I want you, for a moment, to consider investing like war. In war there are broad issues of fighting, strategic issues where fates are in play. Then there are tactical issues where you have committed to a strategy, but you need to execute it in a different way.
When the Great Recession raged we had systemic risk in the market. You don't get the Dow Jones Average cut in half, taking it back to levels we saw in the 1990s, without systemic risk, meaning that the whole darned system could implode. That called for a strategy of capital preservation. If you needed the money that was in the stock market for something big, it had to come out. That's a huge strategic goal and I chose that when I thought the risks favored capital preservation over capital appreciation. I guess I could say "famously" chose that because of the opprobrium with which the strategy was initially viewed.

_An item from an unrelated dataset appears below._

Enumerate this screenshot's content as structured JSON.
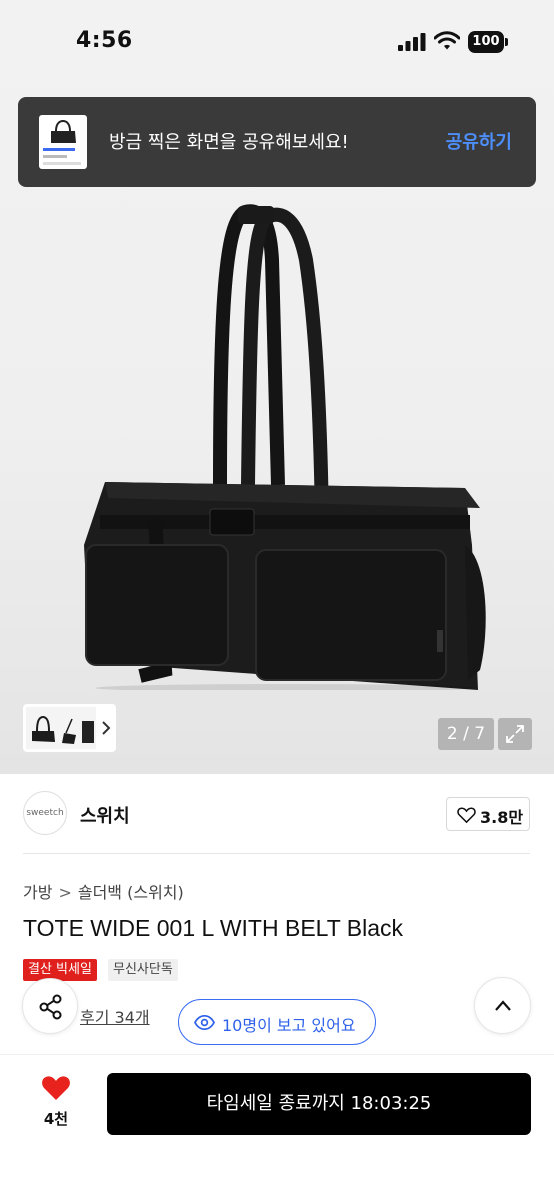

But then with the Dow cut in half and the systemic risk taken off the table by the Fed itself, when the chairman said no more banks would be allowed to fail, you had to choose a strategy of capital appreciation.Now, almost 10,000 points later, that strategy is still in play because there is no systemic risk. All of these maneuvers since the bottom are about tactics. Do I trim some of my gains? Do I go with dividend stocks? Do I get more aggressive? These are tactical concerns with the idea that you are still trying to make as much money as possible picking sectors and picking stocks.

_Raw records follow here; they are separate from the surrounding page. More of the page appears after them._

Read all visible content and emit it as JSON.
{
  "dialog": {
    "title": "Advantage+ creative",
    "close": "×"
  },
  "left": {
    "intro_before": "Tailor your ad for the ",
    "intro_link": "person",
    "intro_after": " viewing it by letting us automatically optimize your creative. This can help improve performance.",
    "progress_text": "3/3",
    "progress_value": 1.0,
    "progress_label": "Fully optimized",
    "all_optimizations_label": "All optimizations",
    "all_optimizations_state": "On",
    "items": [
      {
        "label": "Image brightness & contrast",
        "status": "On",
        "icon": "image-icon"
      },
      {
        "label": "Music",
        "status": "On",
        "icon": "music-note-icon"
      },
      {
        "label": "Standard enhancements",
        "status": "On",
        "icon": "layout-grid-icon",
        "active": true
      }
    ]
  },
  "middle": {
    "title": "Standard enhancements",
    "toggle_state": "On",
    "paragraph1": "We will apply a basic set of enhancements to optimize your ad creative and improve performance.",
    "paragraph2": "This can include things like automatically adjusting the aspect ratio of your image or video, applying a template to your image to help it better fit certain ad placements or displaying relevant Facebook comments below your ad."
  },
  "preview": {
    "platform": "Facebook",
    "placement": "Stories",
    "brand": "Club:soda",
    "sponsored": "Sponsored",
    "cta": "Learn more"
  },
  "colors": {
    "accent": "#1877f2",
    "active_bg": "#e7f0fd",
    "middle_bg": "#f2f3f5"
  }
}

Why is this so important? Because the vast majority of the time in this remarkable run I have heard people speak strategically about leaving the market. There have been top callers all the ways. Their strategies have been defrocked and often revealed as just derivatives of panic. Let's reveal them for what they are: people who got it wrong. Don't listen to them next time. They hurt you. Typically they called tops because they didn't like Bernanke's handiwork. Meanwhile, look around. The actions of the European Central Bank before the bottom and of the Chinese right now are what these critics wanted. How'd that work? Why do you think we are the strongest economy in the world? The Fed's policies, and our smart executives who took advantage of them, made that happen.